in Low Resource Settings
In international development, professional interpreting and translation is not only for major conferences. It's just as important for on-the-ground project implementation.
Don't let your project fail because of language barriers.
International development projects often struggle for funding and resources, especially smaller non-profits. It's all too easy to sacrifice prioritizing the cost for professional language services. Projects and meetings "get by" with ad hoc linguists, but the cost for cutting corners can be very high. The money invested in bringing experts together from different countries can be wasted or diluted when they are not allowed to share the nuance and depth of their knowledge in their own language.
It is possible to get the language support you need and still stay within budget! The key is adopting a mixed approach to leverage the language resources you have at hand while still including professional translators and interpreters to handle critical content.
Words Across Borders knows the fundamental importance of the work you do to serve communities and the environment. We want to work with you, within your resources, to ensure your project is successful.
Katharine Allen providing whispered simultaneous interpreting to Ofelia Perez, who relayed into Tzotzil for traditional indigenous midwives in San Larrainzar, Chiapas, Mexico
Simultaneous interpreting for the Rotary Foundation and Partners in Health community health workers in Jaltenango, Chiapas, Mexico.
In 2015 and 2019, Katharine and Julie Burns (shown here) helped embed professional interpreting and translation in ongoing Rotary Foundation maternal-child health medical missions in San Larrainzar and Jaltenango, Chiapas, Mexico. The projects have been recognized by the World Health Organization for excellence. The language services model used is in the process of being applied to new projects.

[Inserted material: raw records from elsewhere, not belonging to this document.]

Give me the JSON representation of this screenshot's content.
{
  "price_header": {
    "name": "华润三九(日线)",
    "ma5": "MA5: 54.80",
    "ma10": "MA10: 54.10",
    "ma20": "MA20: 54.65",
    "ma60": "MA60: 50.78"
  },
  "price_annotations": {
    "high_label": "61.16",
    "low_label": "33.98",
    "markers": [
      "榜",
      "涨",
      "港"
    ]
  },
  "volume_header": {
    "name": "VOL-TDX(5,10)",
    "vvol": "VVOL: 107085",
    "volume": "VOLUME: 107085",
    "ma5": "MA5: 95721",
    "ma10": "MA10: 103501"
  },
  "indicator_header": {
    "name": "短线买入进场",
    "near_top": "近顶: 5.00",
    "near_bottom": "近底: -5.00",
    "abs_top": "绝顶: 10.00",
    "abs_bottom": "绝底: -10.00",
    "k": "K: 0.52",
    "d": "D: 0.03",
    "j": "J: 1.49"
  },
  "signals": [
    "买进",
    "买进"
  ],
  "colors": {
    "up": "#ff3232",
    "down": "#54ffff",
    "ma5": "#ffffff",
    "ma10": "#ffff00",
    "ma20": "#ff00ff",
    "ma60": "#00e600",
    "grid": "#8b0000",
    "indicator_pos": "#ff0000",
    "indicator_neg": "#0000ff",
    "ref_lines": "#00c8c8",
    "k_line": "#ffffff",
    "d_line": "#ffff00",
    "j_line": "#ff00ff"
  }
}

The Chiapas work is temporarily paused due to the COVID-19 pandemic.
In 2019, scientists from the United, States, Chile, Argentina and Mexico gathered in California to create an international working group to protect phalaropes, a key migratory indicator bird species.
Using portable equipment, a small professional interpreter team worked closely with the meeting organizers to cover both plenary and breakout sessions.
Even though some of the scientists from Latin America spoke English to varying degrees, all were able to express their full scientific knowledge and experience in their native language, providing more meaningful and actionable communication.
Large-scale disasters and global health crises are multilingual events. Response teams come from all over the world and speak many languages. "Just-in-time" training for bilingual members of military and civilian response teams can be effective in improving multilingual communication.
Katharine served as a civilian consultant for curriculum design and review for the Department of Defense Global Health Interpreting Program.
Working with Interpreters for Healthcare Providers
Basic Training for Interpreters in Global Health Settings
ROTARY PRESENTATION AT THE WHO
Training in Obstetrical Skills in Rural Chiapas, Mexico -
Contact Words Across Borders for more information about embedding professional interpreting and translation into your development projects.